The challenge now is to ensure that America’s future military will have the personnel, facilities, equipment, and readiness to dissuade potential adversaries and to act as an effective deterrent across the broad spectrum of potential threats. Any cuts should be made with a clear recognition of the timelines required to recover from such actions and reconstitute U.S. capabilities, if and when needed. Regrettably, the timelines for the development and acquisition of modern defense systems far exceed the timeframes for changes in the world geopolitical domain. These timelines may increase even further if the industrial base materially contracts from where it is today.
Waiting to respond to challenges is not an option. As the U.S. has become more dependent on manufactured goods coming from other countries, the ability to use the industrial base to surge and respond with timely capabilities, as in World War II, is increasingly limited.
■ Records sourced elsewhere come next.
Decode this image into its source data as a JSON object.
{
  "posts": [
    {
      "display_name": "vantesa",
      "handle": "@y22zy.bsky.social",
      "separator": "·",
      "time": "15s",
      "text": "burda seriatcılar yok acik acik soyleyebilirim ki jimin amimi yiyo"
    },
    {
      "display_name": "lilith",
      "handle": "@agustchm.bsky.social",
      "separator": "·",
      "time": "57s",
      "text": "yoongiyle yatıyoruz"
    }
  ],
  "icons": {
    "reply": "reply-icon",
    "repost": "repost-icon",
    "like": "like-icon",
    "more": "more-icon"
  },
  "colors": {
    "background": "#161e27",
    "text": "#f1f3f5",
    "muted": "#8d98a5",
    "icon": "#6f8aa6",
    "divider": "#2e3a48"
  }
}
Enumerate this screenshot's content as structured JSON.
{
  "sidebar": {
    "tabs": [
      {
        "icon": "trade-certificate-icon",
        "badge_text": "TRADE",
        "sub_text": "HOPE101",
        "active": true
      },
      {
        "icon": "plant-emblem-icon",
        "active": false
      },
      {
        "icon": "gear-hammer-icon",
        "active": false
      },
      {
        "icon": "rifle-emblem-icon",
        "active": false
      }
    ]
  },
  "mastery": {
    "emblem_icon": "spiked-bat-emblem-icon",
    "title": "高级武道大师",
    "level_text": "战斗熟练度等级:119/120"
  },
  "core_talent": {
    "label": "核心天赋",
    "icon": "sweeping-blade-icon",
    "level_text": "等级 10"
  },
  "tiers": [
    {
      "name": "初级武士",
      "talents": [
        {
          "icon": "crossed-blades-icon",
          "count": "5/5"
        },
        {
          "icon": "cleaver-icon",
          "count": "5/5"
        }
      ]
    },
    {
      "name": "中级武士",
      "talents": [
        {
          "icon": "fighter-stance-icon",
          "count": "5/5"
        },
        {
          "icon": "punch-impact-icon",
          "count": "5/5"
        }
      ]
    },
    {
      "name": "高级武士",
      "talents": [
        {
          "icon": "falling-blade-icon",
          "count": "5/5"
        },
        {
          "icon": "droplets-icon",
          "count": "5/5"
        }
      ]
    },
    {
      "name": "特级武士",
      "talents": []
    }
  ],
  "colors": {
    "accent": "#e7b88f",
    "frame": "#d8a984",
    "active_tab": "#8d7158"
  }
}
A steady, long-term commitment to military modernization is necessary to preserve the industrial base and provide the capabilities and clear evidence of resolve that can dissuade and deter future adversaries.
—The Honorable Donald C. Winter has served as U.S. Secretary of the Navy (2006–2009).
Baker Spring, “President Obama’s Disconnect on the Defense Budget,” Heritage Foundation WebMemo No. 3226, April 15, 2011, at http://www.heritage.org/Research/Reports/2011/04/President-Obamas-Disconnect-on-the-Defense-Budget.
Amol Sharma, Jeremy Page, James Hookway, and Rachel Pannett, “Asia’s New Arms Race,” The Wall Street Journal, February 12, 2011, at http://online.wsj.com/article/SB10001424052748704881304576094173297995198.html(April 11, 2011).
Her Majesty’s Stationary Office, “The United Kingdom Defence Programme: The Way Forward,” Cmnd. 8288 (London: Her Majesty’s Stationary Office, 1981).
See Robert Reginald and Jeffrey M. Elliot, Tempest in a Teapot (San Bernardino, Calif.: Borgo Press, 1983).
Spring, “President Obama’s Disconnect on the Defense Budget.”